That's the profits under a traditional conventional approach, and that figure would be used to go into their tax return. Now, if we take into account the invoices that hadn't been paid by the customers or to the suppliers, we then have the following. The turnover under a cash basis with a £40,000 work that's been carried out, minus the £3000 that's not yet been collected by the end of the year. That's £37,000 worth of turnover. The materials, £10,000 is the cost of all the materials acquired. £2000 has not yet been paid to the supplier, so that’s £8000 is the material costs in cash terms. Assume there's no outstanding bill to the other business costs. So therefore, there's a cash profit of 37,000 cash received. Your cash turnover, minus the £8000 paid for the materials, minus the 5000 for the other costs, and that will give us a cash profit of £24,000.


So a lower figure that will go into the tax return. If we then fast forward one more year, let's assume the same level of activity, the same level of costs. Now, in year two, our business owner has done work to the value of 40 and they've actually got £1000 now outstanding from customers at the end of their second year. So in total cash terms, there's the £40,000 worth of work. Add on the £3000 they're collecting from the previous year and then subtract the £1000 that's still owing. That's £42,000 that would flow into the business bank account, that is the cash turnover. Materials £10,000 is the value of the materials they take into account, the 2000 pound that was owing from the last year and there's £1000 worth of bills yet to be paid at the end of the second year.

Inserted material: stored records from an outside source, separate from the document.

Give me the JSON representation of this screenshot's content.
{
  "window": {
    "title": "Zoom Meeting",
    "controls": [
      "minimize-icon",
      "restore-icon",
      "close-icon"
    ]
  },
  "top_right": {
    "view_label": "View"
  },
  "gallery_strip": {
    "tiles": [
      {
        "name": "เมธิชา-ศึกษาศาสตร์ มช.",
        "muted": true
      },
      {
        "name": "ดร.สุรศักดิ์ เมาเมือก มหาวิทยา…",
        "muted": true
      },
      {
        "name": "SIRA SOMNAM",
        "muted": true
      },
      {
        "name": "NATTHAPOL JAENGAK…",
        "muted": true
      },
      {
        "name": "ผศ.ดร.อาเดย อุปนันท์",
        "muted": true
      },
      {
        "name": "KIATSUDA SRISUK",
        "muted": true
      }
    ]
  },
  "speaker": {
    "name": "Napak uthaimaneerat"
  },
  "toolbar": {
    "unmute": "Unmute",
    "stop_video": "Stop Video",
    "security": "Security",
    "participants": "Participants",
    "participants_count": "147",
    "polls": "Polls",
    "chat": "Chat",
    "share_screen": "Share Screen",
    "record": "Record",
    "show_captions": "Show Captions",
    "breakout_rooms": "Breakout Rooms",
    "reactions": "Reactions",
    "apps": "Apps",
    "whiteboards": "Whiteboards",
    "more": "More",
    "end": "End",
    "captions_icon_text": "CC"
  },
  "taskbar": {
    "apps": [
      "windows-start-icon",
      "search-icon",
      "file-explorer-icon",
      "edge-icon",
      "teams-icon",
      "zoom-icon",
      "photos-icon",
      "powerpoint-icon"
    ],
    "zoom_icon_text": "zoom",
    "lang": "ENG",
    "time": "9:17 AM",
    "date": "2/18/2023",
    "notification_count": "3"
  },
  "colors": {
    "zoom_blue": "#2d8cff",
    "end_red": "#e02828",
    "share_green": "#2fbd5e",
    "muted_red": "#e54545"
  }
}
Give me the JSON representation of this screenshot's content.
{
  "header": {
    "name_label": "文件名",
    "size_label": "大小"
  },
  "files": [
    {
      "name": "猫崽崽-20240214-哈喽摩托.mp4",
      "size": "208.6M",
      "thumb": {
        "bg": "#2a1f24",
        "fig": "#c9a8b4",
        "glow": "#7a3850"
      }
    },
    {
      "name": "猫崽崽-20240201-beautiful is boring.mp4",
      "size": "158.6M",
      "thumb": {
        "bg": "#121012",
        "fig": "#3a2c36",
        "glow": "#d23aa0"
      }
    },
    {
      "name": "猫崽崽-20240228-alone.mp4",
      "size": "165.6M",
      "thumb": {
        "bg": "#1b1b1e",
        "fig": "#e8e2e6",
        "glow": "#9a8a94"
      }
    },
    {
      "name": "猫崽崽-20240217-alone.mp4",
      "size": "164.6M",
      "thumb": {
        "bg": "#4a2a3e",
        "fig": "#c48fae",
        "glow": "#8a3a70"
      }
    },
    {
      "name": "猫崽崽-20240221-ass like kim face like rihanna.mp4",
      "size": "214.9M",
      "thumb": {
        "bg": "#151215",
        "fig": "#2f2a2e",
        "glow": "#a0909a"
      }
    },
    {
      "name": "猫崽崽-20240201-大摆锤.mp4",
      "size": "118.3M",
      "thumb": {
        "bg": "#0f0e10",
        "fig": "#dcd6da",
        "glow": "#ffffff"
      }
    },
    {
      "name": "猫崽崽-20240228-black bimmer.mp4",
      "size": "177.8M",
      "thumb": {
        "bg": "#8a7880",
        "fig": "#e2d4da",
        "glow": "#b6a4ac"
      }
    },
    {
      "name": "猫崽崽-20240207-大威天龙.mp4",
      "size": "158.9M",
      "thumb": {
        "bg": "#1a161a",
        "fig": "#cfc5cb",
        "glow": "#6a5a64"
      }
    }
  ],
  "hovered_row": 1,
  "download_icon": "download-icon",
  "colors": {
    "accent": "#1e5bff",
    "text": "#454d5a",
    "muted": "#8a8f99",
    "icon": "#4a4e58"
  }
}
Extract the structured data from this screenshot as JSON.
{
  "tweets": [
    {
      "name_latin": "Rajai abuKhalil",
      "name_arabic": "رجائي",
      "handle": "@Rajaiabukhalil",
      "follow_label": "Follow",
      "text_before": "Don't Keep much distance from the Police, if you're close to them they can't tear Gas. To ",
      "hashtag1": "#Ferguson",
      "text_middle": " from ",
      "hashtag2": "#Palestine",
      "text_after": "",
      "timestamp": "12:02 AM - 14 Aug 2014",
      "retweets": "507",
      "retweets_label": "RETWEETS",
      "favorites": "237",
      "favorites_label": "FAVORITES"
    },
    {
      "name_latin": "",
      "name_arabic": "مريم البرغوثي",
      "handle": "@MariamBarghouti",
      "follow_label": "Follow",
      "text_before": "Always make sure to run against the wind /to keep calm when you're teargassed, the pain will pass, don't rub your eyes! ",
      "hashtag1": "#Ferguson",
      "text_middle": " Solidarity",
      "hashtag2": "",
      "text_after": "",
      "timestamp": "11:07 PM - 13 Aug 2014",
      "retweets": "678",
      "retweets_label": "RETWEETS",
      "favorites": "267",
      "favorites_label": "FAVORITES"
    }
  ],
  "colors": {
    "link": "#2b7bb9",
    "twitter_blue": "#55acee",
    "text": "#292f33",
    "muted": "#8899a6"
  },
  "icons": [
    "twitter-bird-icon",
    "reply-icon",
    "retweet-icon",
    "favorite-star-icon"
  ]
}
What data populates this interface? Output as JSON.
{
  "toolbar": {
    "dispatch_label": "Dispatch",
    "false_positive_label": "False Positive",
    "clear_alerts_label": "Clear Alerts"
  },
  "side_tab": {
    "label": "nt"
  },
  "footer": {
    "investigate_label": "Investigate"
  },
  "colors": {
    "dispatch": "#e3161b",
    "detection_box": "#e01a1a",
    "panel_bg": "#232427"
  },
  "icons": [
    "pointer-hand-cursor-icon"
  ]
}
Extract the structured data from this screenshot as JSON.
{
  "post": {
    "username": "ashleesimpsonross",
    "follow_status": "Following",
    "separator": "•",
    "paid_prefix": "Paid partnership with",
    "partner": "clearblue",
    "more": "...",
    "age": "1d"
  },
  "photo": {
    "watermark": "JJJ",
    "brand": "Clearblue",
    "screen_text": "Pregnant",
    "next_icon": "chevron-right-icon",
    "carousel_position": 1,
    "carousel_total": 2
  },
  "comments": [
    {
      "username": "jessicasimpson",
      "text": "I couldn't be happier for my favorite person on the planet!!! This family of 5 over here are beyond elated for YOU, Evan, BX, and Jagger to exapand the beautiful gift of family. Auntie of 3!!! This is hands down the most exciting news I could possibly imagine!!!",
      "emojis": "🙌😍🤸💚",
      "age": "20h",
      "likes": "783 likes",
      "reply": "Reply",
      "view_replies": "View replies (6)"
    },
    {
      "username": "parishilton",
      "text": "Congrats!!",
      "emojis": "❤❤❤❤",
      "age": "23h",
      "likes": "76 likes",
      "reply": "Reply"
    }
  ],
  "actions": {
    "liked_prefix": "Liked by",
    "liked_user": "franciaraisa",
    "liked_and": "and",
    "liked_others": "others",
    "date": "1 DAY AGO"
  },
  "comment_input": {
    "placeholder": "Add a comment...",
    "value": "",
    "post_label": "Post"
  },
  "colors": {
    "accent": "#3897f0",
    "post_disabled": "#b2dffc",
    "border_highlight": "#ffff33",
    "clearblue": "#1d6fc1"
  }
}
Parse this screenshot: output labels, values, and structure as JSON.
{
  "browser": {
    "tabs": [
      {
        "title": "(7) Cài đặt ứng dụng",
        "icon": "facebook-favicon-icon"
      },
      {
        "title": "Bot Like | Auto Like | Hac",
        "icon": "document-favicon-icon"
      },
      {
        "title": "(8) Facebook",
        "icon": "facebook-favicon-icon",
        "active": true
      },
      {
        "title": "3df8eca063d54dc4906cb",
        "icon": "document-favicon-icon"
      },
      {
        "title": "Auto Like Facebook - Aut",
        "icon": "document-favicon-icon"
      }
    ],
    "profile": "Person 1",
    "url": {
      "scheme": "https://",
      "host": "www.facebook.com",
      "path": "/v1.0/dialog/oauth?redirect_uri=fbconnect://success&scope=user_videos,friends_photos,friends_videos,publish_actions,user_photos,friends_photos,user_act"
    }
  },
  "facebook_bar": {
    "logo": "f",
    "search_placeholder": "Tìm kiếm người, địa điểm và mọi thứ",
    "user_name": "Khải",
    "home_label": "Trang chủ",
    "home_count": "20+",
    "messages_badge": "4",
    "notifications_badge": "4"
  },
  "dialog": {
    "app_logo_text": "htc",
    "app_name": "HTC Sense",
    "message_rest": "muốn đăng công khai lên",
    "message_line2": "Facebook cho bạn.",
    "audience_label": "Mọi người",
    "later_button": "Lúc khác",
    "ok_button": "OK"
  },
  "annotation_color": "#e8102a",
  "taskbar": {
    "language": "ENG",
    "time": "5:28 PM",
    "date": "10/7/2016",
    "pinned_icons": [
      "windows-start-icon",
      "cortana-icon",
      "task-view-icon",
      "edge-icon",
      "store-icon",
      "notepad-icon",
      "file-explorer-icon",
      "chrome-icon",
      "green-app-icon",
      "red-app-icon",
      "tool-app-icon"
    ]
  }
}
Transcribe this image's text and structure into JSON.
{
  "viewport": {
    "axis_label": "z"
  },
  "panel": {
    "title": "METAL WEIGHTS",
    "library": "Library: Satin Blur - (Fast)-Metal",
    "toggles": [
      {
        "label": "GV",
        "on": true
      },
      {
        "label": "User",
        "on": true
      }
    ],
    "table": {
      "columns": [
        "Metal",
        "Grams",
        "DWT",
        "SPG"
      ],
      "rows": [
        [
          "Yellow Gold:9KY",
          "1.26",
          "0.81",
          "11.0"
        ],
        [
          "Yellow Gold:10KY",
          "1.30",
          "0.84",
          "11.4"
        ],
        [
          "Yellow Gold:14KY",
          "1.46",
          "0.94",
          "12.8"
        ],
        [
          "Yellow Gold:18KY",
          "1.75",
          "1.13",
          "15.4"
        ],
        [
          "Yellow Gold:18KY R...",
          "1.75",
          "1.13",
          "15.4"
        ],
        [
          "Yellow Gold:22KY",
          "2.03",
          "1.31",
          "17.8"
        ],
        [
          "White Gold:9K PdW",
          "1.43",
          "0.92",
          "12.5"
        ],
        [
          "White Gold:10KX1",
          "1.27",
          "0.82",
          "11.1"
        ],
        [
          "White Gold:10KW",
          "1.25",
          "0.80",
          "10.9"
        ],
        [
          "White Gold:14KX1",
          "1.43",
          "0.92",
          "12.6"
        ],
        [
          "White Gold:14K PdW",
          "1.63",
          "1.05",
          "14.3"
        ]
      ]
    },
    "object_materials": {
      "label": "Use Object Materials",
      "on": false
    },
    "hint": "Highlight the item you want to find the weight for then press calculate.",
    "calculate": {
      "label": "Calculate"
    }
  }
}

So in total cash terms, that's £11,000. That's the ten plus the two, minus the 1000 outstanding. Other costs still remain at five. And therefore, in year two, the cash profits are 26,000. Under a traditional, we had £25,000 for each year. Under cash accounting, we had a £24,000 profit in year one and a £26,000 profit in year two. It's also worth concluding, folks, that using a cash accounting methodology, even though it might be simple and straightforward, doesn't actually give us an intuitive, insightful, accurate level of profit.


Now, those words, profit and accuracy may not go hand in hand, but in terms of representing what's going on in the business, the cash accounting approach, even though it's simple, can provide distortions as well. So let's summarise where we are. We've got something called the cash basis. For tax purposes, there are certain conditions imposed on who can use it when it may not be useful. We talked about traditional versus cash accounting in tax terms, a trader can decide which one they wish to use.


You got to be a sole trader or in a partnership, you cannot mix and match. If you've got multiple businesses you take a choice. One methodology applies to all the businesses. Check out the show notes, folks, and there's a table with the numbers that we've talked through in this week's podcast. Folks. I hope you got some value from this podcast. I hope it's been useful. I'd love it if you could subscribe to the channel and share with those that you feel would benefit from it as well. And until next week, folks, take care.


We hope you enjoyed this episode and appreciate you taking the time to listen to the show. We hope you got some value. If you did, then we'd love it if you shared the episode. We look forward to you joining us next week for another I Hate Numbers episode.





More from YouTube